The Citizenship Exam consists of 20 multiple choice questions.
Some sample questions are:
A) What are three responsibilities of citizenship?
- Being loyal to Canada, recycling newspapers, serving in the navy, army or air force?
- Obeying the law, taking responsibility for oneself and one’s family, serving on a jury.
- Learning both official languages, voting in elections, belonging to a union.
- Buying Canadian products, owning your own business, using less water.
B) What is the meaning of the Remembrance Day poppy?
- To remember our Sovereign, Queen Elizabeth II.
- To celebrate Confederation.
- To honour prime ministers who have died.
- To remember the sacrifice of Canadians who have served or died in wars up to the present day.
C) How are Members of Parliament chosen?
- They are appointed by the United Nations.
- They are chosen by the provincial premiers.
- They are elected by voters in their local constituency (riding).
- They are elected by landowners and police chiefs.
D) How does a bill become a law?
- The Lieutenant Governor must approve the bill.
- Approval by a majority in the House of Commons and Senate and finally the Governor General.
- The Queen must sign the bill.
- Approval by the Members of the Legislative Assembly.
E) What was the Women’s Suffrage Movement?
- The effort by women to achieve the right to vote.
- The effort by women to participate in military service.
- An unsuccessful movement to get husbands to do housework.
- The effort by women to be in Parliament.

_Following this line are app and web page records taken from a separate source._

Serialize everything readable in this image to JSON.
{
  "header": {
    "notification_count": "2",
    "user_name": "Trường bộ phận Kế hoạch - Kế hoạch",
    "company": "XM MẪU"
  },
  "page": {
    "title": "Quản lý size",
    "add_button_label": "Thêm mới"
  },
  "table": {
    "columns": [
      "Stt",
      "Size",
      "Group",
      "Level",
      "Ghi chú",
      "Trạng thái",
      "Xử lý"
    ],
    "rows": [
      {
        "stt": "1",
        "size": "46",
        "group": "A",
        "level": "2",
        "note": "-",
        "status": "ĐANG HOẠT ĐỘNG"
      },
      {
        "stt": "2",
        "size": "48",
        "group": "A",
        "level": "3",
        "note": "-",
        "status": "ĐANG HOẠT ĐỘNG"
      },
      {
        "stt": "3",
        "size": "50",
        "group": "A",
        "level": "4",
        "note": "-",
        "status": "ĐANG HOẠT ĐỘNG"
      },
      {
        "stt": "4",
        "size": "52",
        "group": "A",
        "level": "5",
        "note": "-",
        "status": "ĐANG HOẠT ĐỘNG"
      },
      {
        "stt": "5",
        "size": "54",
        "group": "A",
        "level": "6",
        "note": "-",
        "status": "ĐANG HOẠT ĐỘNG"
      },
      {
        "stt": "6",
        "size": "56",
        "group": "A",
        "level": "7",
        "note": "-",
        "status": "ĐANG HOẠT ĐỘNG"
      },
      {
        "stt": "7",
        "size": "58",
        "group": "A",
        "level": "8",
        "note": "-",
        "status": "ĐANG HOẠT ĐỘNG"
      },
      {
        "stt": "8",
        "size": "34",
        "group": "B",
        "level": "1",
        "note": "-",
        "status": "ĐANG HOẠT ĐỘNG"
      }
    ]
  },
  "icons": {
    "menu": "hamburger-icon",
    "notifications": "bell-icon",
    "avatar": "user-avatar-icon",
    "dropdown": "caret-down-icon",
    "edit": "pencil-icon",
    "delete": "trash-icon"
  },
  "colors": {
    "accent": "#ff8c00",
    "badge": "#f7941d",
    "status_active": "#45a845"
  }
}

The pass rate for the citizenship exam has fluctuated dramatically in the last several years. Prior to the introduction of the new exam based on the Discover Canada manual, it was around 96%. Immediately after the introduction of Discover Canada it plunged to around 70%. Several difficult questions were pulled, and the pass rate currently sits at around 83%. Statistics show that there is not a great variation in the pass rate based on age, however, education level is a strong indicator. Counter-intuitively, the longer someone has been a permanent resident at the time they write the test the less likely it is that the person will pass.
Applicants who fail the written test are referred to a hearing with a citizenship judge.